(Beginning of Task inputs)

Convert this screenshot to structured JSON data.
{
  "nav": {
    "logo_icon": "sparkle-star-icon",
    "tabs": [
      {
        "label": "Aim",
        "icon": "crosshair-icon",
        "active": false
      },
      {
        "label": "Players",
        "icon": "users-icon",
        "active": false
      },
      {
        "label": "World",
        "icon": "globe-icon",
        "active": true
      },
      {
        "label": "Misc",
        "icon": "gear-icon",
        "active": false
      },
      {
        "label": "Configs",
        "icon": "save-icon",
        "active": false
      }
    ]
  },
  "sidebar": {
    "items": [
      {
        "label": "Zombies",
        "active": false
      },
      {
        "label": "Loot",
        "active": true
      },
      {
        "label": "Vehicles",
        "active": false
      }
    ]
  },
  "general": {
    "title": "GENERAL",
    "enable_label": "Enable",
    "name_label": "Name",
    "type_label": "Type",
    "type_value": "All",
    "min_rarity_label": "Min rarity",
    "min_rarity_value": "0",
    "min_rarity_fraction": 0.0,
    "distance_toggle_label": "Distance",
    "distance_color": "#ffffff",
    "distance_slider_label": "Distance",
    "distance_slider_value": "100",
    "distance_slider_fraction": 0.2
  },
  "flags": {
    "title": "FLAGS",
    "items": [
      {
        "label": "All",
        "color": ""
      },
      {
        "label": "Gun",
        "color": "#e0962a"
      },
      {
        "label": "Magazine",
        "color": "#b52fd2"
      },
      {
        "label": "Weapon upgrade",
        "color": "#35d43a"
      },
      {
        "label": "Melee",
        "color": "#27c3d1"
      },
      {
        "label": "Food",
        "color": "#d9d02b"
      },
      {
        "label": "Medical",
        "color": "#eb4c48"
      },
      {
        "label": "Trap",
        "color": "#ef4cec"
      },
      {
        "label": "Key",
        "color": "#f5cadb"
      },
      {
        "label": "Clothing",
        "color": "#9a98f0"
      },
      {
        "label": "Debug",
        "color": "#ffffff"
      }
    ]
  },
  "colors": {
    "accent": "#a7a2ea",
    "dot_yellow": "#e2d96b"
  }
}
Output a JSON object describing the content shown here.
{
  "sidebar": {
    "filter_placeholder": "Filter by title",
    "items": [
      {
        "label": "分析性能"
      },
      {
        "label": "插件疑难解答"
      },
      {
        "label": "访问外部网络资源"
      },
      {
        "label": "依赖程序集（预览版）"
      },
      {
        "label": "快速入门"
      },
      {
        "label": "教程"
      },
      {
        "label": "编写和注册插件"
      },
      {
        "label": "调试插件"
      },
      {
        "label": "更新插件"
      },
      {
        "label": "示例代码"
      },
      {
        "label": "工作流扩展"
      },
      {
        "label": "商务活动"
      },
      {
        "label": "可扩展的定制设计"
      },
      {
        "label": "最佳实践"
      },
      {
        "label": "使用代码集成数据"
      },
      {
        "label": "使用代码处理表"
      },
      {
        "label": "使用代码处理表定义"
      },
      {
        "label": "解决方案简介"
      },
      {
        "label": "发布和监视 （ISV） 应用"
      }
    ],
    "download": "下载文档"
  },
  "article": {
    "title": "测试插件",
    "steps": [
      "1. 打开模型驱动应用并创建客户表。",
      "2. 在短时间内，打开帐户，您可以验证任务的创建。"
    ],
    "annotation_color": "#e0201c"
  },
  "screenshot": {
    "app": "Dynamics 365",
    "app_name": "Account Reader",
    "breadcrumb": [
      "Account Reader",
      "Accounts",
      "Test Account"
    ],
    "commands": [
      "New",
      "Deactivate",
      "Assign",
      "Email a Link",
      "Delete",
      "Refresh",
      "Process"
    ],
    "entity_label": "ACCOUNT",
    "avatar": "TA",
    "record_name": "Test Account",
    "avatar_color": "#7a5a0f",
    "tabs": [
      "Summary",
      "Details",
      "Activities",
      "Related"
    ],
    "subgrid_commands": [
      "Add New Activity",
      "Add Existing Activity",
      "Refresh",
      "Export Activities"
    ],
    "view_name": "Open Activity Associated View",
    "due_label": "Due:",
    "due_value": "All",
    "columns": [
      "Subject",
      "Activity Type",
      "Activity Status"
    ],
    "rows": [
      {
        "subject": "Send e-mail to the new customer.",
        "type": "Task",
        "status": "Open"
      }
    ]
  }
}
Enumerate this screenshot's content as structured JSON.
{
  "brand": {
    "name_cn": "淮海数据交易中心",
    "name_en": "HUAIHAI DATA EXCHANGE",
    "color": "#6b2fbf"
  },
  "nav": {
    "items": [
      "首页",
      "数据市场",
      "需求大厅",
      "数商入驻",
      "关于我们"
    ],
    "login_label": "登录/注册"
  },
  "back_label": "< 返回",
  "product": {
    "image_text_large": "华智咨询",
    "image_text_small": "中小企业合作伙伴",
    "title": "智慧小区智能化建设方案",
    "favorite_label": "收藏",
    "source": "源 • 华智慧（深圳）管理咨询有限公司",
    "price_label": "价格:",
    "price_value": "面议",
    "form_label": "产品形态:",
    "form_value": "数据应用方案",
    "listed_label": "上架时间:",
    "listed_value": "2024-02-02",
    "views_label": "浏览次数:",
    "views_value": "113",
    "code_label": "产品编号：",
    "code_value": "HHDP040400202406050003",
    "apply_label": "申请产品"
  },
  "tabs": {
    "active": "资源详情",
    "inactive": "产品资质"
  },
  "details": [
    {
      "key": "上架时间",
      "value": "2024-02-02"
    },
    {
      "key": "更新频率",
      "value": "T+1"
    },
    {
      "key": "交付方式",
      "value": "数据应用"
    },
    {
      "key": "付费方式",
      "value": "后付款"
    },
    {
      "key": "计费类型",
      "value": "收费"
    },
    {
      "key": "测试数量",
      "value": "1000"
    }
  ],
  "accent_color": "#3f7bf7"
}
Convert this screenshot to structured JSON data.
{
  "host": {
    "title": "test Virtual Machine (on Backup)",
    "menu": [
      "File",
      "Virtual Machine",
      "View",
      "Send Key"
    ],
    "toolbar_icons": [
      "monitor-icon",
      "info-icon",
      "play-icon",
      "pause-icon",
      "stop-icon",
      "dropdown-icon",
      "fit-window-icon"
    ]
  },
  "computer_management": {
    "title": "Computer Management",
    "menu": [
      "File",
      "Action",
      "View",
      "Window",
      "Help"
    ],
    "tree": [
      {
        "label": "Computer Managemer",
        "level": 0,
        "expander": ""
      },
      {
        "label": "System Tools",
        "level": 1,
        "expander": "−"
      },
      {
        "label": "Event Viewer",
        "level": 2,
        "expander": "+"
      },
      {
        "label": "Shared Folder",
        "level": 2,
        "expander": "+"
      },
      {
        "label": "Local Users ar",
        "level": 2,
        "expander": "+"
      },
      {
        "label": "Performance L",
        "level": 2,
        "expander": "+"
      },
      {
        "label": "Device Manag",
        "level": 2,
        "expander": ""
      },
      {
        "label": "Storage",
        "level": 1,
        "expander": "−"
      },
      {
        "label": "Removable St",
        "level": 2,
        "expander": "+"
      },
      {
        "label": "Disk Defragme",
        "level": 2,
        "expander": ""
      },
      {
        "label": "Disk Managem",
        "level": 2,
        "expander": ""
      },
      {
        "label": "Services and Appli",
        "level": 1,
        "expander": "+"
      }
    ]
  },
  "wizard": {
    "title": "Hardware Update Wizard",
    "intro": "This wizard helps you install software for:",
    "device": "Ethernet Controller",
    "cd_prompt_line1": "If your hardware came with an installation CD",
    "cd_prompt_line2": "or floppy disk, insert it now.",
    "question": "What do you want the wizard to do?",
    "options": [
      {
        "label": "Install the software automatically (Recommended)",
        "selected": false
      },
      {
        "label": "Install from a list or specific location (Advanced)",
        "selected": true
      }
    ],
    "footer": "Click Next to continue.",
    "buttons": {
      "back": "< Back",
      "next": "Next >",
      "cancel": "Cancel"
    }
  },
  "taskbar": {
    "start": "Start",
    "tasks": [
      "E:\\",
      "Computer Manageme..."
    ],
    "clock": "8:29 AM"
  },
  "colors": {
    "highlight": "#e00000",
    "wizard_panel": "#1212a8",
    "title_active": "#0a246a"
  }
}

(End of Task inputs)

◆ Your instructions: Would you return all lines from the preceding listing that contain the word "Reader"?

◆ Answer to this problem:
    "app_name": "Account Reader",
      "Account Reader",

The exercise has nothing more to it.